Since we don’t have kids of our own, each year Laura and I contribute to Toys for Tots and other charities. Last night we went shopping at Toys R Us and ran into an interesting dilemma. We always try to get something for the older kids. It’s easy to run into a store and pick out something bright and shiny for younger children, but those in the 10 – 12 year range are often overlooked. Toy manufacturers aren’t making it any easier.
Take, for instance, the game Uno„¢. It’s a simple, straighforward game that should appeal to a variety of ages. However, we could only find the game with Disney branding for their movies. There was a Cars version…
…and a Disney Princesses version…
…and while the store had tons of these, we had to struggle to find just a plain version.
The problem is that branding like this associates the toys with younger children, so older kids are reluctant to accept them, thinking that it’s a “little kid’s toy.” We found this to be the case with several popular games, including Monopoly„¢ and Clue„¢. Toys that used to be a safe bet for those middle kids were now branded in a way to make them less appealing.

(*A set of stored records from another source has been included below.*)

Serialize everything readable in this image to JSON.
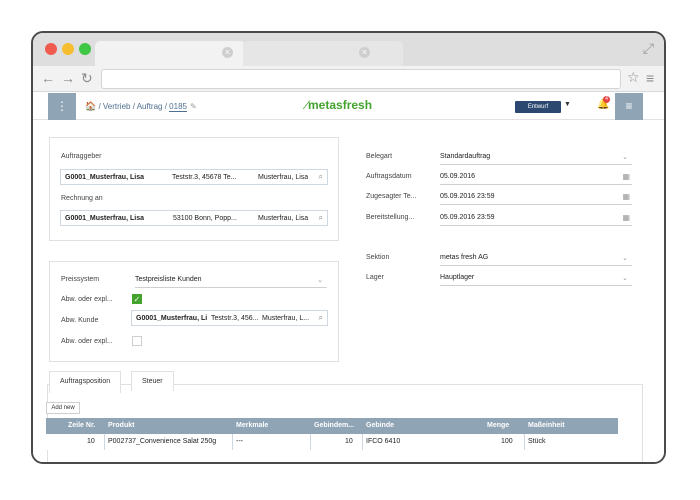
{
  "app": {
    "logo_text": "metasfresh",
    "breadcrumb": {
      "home": "🏠",
      "sep1": " / ",
      "part1": "Vertrieb",
      "sep2": " / ",
      "part2": "Auftrag",
      "sep3": " / ",
      "doc_no": "0185"
    },
    "status_label": "Entwurf",
    "notification_count": "4"
  },
  "panel_customer": {
    "auftraggeber_label": "Auftraggeber",
    "auftraggeber": {
      "name": "G0001_Musterfrau, Lisa",
      "address": "Teststr.3, 45678 Te...",
      "contact": "Musterfrau, Lisa"
    },
    "rechnung_label": "Rechnung an",
    "rechnung": {
      "name": "G0001_Musterfrau, Lisa",
      "address": "53100 Bonn, Popp...",
      "contact": "Musterfrau, Lisa"
    }
  },
  "panel_order": {
    "belegart_label": "Belegart",
    "belegart": "Standardauftrag",
    "auftragsdatum_label": "Auftragsdatum",
    "auftragsdatum": "05.09.2016",
    "zugesagter_label": "Zugesagter Te...",
    "zugesagter": "05.09.2016 23:59",
    "bereitstellung_label": "Bereitstellung...",
    "bereitstellung": "05.09.2016 23:59",
    "sektion_label": "Sektion",
    "sektion": "metas fresh AG",
    "lager_label": "Lager",
    "lager": "Hauptlager"
  },
  "panel_pricing": {
    "preissystem_label": "Preissystem",
    "preissystem": "Testpreisliste Kunden",
    "abw1_label": "Abw. oder expl...",
    "abw_kunde_label": "Abw. Kunde",
    "abw_kunde": {
      "name": "G0001_Musterfrau, Li",
      "address": "Teststr.3, 456...",
      "contact": "Musterfrau, L..."
    },
    "abw2_label": "Abw. oder expl..."
  },
  "tabs": [
    "Auftragsposition",
    "Steuer"
  ],
  "grid": {
    "add_new": "Add new",
    "headers": [
      "Zeile Nr.",
      "Produkt",
      "Merkmale",
      "Gebindem...",
      "Gebinde",
      "Menge",
      "Maßeinheit"
    ],
    "row": [
      "10",
      "P002737_Convenience Salat 250g",
      "---",
      "10",
      "IFCO 6410",
      "100",
      "Stück"
    ]
  },
  "colors": {
    "accent": "#43a32e",
    "header_blue": "#8fa4b5",
    "status_dark": "#2c4770"
  }
}
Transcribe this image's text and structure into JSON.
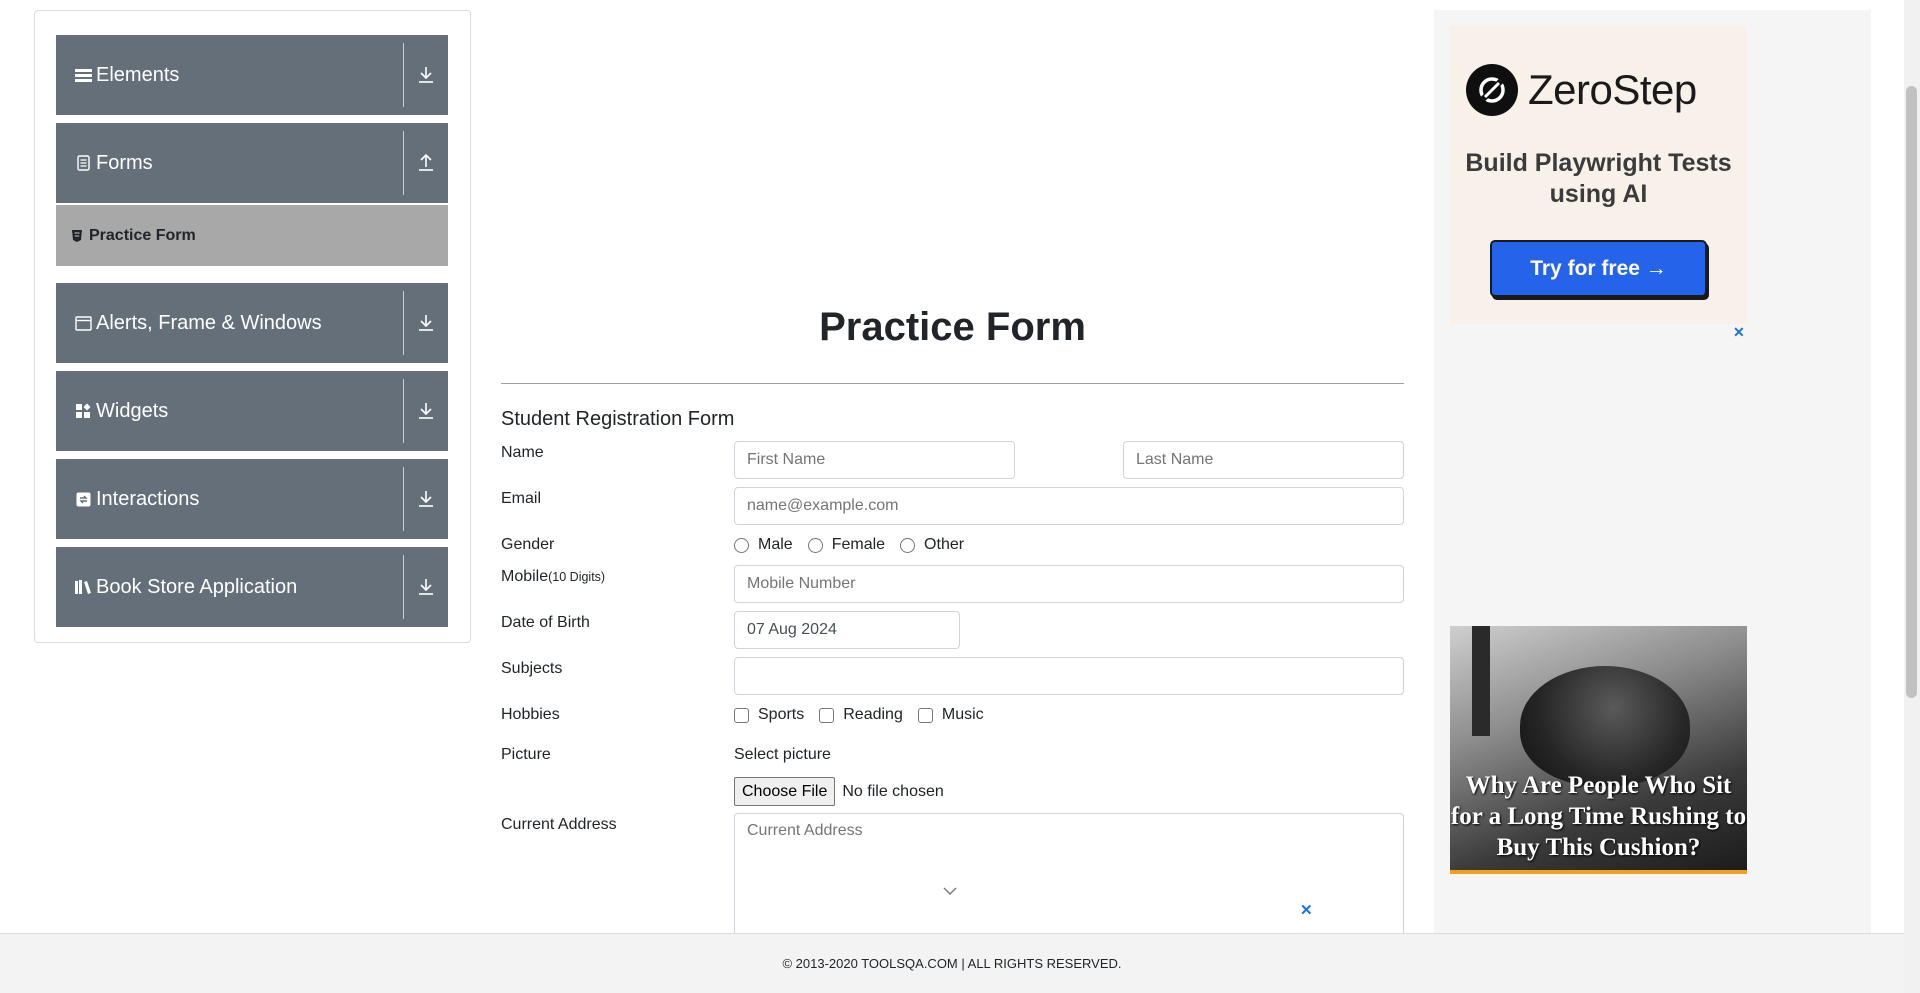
{
  "sidebar": {
    "groups": [
      {
        "label": "Elements",
        "icon": "menu-icon",
        "arrow": "download"
      },
      {
        "label": "Forms",
        "icon": "document-icon",
        "arrow": "upload"
      },
      {
        "label": "Alerts, Frame & Windows",
        "icon": "window-icon",
        "arrow": "download"
      },
      {
        "label": "Widgets",
        "icon": "widgets-icon",
        "arrow": "download"
      },
      {
        "label": "Interactions",
        "icon": "interaction-icon",
        "arrow": "download"
      },
      {
        "label": "Book Store Application",
        "icon": "books-icon",
        "arrow": "download"
      }
    ],
    "active_item": {
      "label": "Practice Form",
      "icon": "html-icon"
    }
  },
  "page": {
    "title": "Practice Form",
    "subtitle": "Student Registration Form"
  },
  "form": {
    "name_label": "Name",
    "first_name_placeholder": "First Name",
    "last_name_placeholder": "Last Name",
    "email_label": "Email",
    "email_placeholder": "name@example.com",
    "gender_label": "Gender",
    "gender_options": [
      "Male",
      "Female",
      "Other"
    ],
    "mobile_label": "Mobile",
    "mobile_hint": "(10 Digits)",
    "mobile_placeholder": "Mobile Number",
    "dob_label": "Date of Birth",
    "dob_value": "07 Aug 2024",
    "subjects_label": "Subjects",
    "hobbies_label": "Hobbies",
    "hobby_options": [
      "Sports",
      "Reading",
      "Music"
    ],
    "picture_label": "Picture",
    "picture_caption": "Select picture",
    "choose_file_label": "Choose File",
    "no_file_text": "No file chosen",
    "address_label": "Current Address",
    "address_placeholder": "Current Address"
  },
  "ads": {
    "ad1": {
      "brand": "ZeroStep",
      "tagline": "Build Playwright Tests using AI",
      "button": "Try for free →"
    },
    "ad2": {
      "headline": "Why Are People Who Sit for a Long Time Rushing to Buy This Cushion?"
    },
    "close_symbol": "✕"
  },
  "footer": {
    "text": "© 2013-2020 TOOLSQA.COM | ALL RIGHTS RESERVED."
  },
  "colors": {
    "sidebar_group": "#656f7a",
    "active_item": "#a8a8a8",
    "ad_button": "#2563eb"
  }
}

The marketing analysis must show that these do increase sales. After all, if you’ve got a boy and a girl, the boy’s not going to want to play with the princesses cards, so you would have to buy two sets if a generic version isn’t available. Still I prefer the classic versions. Maybe I’m just an old fuddy-duddy who doesn’t like companies like Disney messing with iconic games.